Law School Discussion

please help a prospective law student

please help a prospective law student
« on: February 13, 2006, 01:19:09 PM »
For those who have successfully completed the application process:
What do you think is the best way to strengthen one's application beyond improving one's GPA or LSAT score? [Extracurriculars? Further Formal or Independent Study? Post-school work/volunteer experience? Something to improve one's uniqueness as a candidate? Something else?]

Re: please help a prospective law student
« Reply #1 on: February 13, 2006, 02:03:13 PM »
Think of improving your chances through a focus on non-academic factors in terms of decreasing marginal utlity. Law schools principally care about 3 things: LSAT, GPA, and whether you are black or hispanic. Putting in hours at "Lawyers for Retarded Midgets" is not likely to play a huge role - uness you are applying to a school with a particular focus, like St. Johns (PI), or VT Law, (Environmental). If there was something you could do beyond LSAT/GPA/Race to seriously affect your chances, odds are you already did it, and not because of the admissions process, e.g., fighting in the Iraq War, or something else equally rare for an applicant.

Also, did you really need 25 posts to say all that?

Re: please help a prospective law student
« Reply #2 on: February 13, 2006, 02:08:14 PM »
Holy crap man chill out on the multiple posting.  One thing at a time.  The best thing you can do (by far) when applying to law school is to raise your LSAT/GPA.  The next most important things are your resume or personal statement.  If you have been out of school for a while, then your resume probably trumps your personal statement in terms of importance.  Law schools will want to see that you have been employed in a good job and have achieved something.  The nature of the employment does not need to be related to law, but it may be a plus.  In this situation, a personal statement may want to point out why you want to study law.  

If you are straight out of undergrad, the quality of the personal statement probably trumps the importance of the resume, since a fresh graduate is not expected to have achieved much professionally.  A well-written personal statement is absolutely critical, and can make or break an application, since a lot of emphasis is placed on writing well in law school.  For resume-building, it looks better to be deeply involved in a couple activities as opposed to joining every membership you see and doing nothing in them.

For more advice, head over to the pre-law section of this site.  They are more focused on the application process.

Re: please help a prospective law student
« Reply #3 on: February 13, 2006, 02:27:10 PM »
Get Montauk's book and stop posting here.  Nobody here knows any better.

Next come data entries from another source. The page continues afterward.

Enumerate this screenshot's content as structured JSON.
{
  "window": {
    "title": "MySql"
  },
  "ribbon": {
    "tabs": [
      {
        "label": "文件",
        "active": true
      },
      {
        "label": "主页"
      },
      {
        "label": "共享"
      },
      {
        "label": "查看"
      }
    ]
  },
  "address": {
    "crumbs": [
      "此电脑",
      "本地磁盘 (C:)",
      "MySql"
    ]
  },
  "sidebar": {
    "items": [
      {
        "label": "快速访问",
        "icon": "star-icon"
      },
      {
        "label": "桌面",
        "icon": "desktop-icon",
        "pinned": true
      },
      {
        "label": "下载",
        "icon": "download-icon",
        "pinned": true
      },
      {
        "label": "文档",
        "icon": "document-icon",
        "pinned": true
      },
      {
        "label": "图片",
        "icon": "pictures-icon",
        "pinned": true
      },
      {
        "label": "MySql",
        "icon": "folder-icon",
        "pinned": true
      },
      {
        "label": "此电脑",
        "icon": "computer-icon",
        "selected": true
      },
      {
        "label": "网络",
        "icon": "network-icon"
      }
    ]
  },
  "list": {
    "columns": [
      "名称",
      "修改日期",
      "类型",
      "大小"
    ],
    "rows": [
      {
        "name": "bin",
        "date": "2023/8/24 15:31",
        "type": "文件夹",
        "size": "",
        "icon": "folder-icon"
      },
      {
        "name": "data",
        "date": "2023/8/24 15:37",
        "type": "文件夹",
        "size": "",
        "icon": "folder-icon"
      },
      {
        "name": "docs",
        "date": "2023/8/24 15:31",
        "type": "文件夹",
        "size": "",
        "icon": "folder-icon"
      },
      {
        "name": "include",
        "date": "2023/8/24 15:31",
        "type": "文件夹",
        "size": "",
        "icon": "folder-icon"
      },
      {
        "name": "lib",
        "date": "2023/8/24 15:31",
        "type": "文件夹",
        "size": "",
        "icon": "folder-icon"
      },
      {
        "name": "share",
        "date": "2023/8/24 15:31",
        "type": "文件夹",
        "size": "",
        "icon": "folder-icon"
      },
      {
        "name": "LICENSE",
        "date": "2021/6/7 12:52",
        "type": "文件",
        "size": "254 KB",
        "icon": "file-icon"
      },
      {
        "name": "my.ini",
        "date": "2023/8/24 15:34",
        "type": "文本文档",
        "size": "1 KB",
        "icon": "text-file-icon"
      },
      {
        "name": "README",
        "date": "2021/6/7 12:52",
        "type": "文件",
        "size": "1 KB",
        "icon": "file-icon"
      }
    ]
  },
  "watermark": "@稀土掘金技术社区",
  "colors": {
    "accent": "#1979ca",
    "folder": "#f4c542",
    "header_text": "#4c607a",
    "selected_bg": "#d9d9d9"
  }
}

Re: please help a prospective law student
« Reply #4 on: February 13, 2006, 06:43:35 PM »
The short answer: not much. From this day forward, you are nothing but a name, a three digit score, and a handful of letters A through F. I'm kidding. But, in all kidding there's a grain of truth. Actually, a pretty big one here.